__TASK DESCRIPTION__
This exercise calls for every line of the data below with the string "icon" in it.

__PROVIDED ENTRIES__
==========
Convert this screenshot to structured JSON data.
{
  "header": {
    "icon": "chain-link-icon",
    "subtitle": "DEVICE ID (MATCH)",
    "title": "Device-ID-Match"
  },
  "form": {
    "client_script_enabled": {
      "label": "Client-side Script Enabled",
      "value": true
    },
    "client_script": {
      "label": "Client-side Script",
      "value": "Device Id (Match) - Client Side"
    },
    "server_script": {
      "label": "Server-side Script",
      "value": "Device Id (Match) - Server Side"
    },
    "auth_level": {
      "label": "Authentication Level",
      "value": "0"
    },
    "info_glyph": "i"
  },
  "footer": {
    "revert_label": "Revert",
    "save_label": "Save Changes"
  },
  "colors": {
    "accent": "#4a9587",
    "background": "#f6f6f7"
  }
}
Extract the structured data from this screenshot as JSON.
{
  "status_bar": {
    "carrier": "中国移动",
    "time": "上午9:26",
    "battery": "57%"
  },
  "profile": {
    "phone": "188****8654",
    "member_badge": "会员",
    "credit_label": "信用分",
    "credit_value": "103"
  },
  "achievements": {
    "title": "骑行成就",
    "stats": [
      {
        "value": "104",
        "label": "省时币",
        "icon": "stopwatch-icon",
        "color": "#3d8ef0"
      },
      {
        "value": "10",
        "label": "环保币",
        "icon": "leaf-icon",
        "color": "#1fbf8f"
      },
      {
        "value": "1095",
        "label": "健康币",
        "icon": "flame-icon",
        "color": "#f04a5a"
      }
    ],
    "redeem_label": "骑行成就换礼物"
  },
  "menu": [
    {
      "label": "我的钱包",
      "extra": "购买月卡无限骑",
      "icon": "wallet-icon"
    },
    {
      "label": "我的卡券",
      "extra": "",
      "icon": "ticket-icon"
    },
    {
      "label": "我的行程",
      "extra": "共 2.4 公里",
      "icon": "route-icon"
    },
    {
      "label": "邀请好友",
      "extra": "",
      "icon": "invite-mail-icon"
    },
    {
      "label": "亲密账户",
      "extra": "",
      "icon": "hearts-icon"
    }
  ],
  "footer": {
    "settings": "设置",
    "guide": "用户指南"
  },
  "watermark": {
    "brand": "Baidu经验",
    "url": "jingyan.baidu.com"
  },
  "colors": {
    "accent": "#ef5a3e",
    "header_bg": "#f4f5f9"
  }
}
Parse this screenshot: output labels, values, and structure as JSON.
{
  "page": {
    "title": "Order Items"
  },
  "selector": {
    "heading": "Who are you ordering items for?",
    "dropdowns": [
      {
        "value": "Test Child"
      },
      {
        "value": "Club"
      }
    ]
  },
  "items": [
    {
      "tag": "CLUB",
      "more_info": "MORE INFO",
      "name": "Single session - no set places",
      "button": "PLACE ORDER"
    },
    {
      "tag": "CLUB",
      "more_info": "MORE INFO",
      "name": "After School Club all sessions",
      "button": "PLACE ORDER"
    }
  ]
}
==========
__FINISHED TASK__
    "icon": "chain-link-icon",
        "icon": "stopwatch-icon",
        "icon": "leaf-icon",
        "icon": "flame-icon",
      "icon": "wallet-icon"
      "icon": "ticket-icon"
      "icon": "route-icon"
      "icon": "invite-mail-icon"
      "icon": "hearts-icon"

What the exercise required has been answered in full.